→ RECORD SET:

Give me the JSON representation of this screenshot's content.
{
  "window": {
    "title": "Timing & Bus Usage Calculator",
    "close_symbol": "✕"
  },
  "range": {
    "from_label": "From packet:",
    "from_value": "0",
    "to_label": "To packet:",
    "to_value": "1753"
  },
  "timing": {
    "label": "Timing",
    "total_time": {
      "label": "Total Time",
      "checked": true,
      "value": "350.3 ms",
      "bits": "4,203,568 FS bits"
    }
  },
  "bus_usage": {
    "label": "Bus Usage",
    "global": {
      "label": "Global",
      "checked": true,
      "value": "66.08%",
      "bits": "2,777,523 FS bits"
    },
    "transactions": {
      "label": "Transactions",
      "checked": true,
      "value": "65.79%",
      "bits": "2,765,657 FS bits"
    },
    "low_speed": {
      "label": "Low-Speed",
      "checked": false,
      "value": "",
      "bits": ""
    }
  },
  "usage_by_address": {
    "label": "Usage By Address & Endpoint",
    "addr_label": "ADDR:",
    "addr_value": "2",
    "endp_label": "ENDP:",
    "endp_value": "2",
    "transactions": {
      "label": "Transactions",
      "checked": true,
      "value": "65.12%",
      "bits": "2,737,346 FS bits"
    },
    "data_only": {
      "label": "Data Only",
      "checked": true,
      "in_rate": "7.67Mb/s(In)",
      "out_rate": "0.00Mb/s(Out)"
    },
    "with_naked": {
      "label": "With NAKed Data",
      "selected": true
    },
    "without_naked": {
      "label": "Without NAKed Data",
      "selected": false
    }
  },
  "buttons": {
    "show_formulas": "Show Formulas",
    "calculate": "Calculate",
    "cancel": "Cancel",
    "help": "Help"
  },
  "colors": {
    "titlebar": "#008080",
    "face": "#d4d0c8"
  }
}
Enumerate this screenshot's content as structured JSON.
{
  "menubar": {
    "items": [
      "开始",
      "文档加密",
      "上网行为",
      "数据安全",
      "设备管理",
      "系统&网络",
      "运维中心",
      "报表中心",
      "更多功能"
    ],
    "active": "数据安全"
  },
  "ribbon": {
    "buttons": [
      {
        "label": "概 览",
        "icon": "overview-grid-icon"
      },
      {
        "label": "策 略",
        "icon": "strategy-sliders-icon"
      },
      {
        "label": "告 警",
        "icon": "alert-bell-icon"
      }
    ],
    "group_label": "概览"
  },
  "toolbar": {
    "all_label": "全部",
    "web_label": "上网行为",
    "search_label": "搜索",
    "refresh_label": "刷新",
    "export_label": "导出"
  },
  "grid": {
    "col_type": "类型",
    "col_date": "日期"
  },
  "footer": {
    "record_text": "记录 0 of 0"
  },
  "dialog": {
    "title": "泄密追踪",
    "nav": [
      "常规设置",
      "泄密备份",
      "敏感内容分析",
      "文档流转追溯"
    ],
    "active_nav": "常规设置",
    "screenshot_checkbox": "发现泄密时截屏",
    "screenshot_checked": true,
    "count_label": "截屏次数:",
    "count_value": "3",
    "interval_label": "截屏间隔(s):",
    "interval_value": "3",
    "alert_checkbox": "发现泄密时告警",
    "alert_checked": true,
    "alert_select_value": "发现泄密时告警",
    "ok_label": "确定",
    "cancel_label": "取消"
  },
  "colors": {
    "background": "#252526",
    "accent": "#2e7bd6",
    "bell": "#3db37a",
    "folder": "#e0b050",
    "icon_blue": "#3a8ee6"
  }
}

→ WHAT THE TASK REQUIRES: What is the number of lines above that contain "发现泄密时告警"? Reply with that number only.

→ RESULT: 2